SITTWE, Rakhine State — The Rakhine State government has not yet made a decision regarding some 70,000 acres of abandoned farmland in Maungdaw Township left behind by Rohingya Muslims who fled to Bangladesh last year.
“We’re still waiting for the policy of the Union government. We’ll do as it says. We don’t have enough workers for 70,000 acres of farmland,” the Rakhine State minister for agriculture, livestock, forestry and mining U Kyaw Lwin told The Irrawaddy.
Rice is grown twice a year in many parts of Myanmar, with rainwater in the monsoon season and irrigated water in the summer months. As monsoon season begins, farmers are preparing.
The Rakhine State government will allow Rohingya villagers who have not fled to continue working their original farms, said the minister.
Rakhine State lawmaker U Maung Ohn of Maungdaw Township said the abandoned farmlands should be leased out to local ethnic farmers and private rice-growing companies.

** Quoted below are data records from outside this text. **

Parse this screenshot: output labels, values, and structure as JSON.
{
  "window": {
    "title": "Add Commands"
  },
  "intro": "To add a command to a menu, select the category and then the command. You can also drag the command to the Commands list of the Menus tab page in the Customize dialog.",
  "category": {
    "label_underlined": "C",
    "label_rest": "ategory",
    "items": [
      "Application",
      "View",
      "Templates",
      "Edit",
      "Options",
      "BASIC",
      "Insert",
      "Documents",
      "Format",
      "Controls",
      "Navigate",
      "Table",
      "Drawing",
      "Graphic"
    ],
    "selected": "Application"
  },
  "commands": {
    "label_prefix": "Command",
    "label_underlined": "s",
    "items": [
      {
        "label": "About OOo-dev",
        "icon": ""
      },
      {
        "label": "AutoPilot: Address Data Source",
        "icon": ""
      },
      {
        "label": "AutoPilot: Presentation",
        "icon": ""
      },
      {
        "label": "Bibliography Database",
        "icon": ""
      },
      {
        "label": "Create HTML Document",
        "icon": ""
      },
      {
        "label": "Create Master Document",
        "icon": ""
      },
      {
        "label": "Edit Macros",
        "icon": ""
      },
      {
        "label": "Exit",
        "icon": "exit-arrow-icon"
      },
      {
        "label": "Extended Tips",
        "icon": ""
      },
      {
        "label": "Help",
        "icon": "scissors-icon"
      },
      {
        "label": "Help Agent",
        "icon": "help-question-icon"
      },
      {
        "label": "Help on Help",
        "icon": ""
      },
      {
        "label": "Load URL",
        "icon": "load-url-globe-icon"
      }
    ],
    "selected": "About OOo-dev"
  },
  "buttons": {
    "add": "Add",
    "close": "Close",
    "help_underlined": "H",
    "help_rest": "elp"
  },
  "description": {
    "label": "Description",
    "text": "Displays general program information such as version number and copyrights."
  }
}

“It is not a good idea to leave those farmlands unattended. Local ethnic people and landless farmers should be allowed to farm there if they wish. It is also a good idea to lease it out to private companies that have agricultural machinery,” said U Maung Ohn.
The Ministry of Agriculture, Livestock and Irrigation previously planned to use some 10,000 acres of the 70,000 acres of farmland. But it aborted the plan, as it is difficult to find the labor and to watch over the paddy fields, head of the Rakhine State Agriculture Department U Toe Wai told The Irrawaddy.

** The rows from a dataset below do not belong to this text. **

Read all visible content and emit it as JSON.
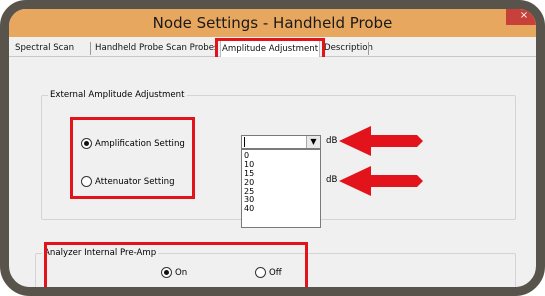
{
  "window": {
    "title": "Node Settings - Handheld Probe",
    "close_label": "×"
  },
  "tabs": [
    {
      "label": "Spectral Scan"
    },
    {
      "label": "Handheld Probe Scan Probes"
    },
    {
      "label": "Amplitude Adjustment",
      "active": true
    },
    {
      "label": "Description"
    }
  ],
  "external_group": {
    "label": "External Amplitude Adjustment",
    "amplification": {
      "label": "Amplification Setting",
      "checked": true
    },
    "attenuator": {
      "label": "Attenuator Setting",
      "checked": false
    },
    "amp_combo_value": "",
    "unit_1": "dB",
    "unit_2": "dB",
    "dropdown_options": [
      "0",
      "10",
      "15",
      "20",
      "25",
      "30",
      "40"
    ]
  },
  "preamp_group": {
    "label": "Analyzer Internal Pre-Amp",
    "on": {
      "label": "On",
      "checked": true
    },
    "off": {
      "label": "Off",
      "checked": false
    }
  },
  "colors": {
    "highlight": "#e3131b",
    "titlebar": "#e8a75e",
    "frame": "#58544b",
    "close_button": "#c7413a"
  }
}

Minister U Kyaw Lwin denied media reports that those farmlands have been leased to private companies.
The government previously harvested those 70,000 acres of paddy fields left behind by Rohingya Muslims who fled into Bangladesh after a terror attack on police outposts in Maungdaw in August last year.
There are a total of 11 million acres of paddy fields in Rakhine with over 74,000 acres in Maungdaw, over 77,000 in Buthidaung, and over 88,000 acres in Rathedaung Township, according to the state agriculture department.
Translated from Burmese by Thet Ko Ko.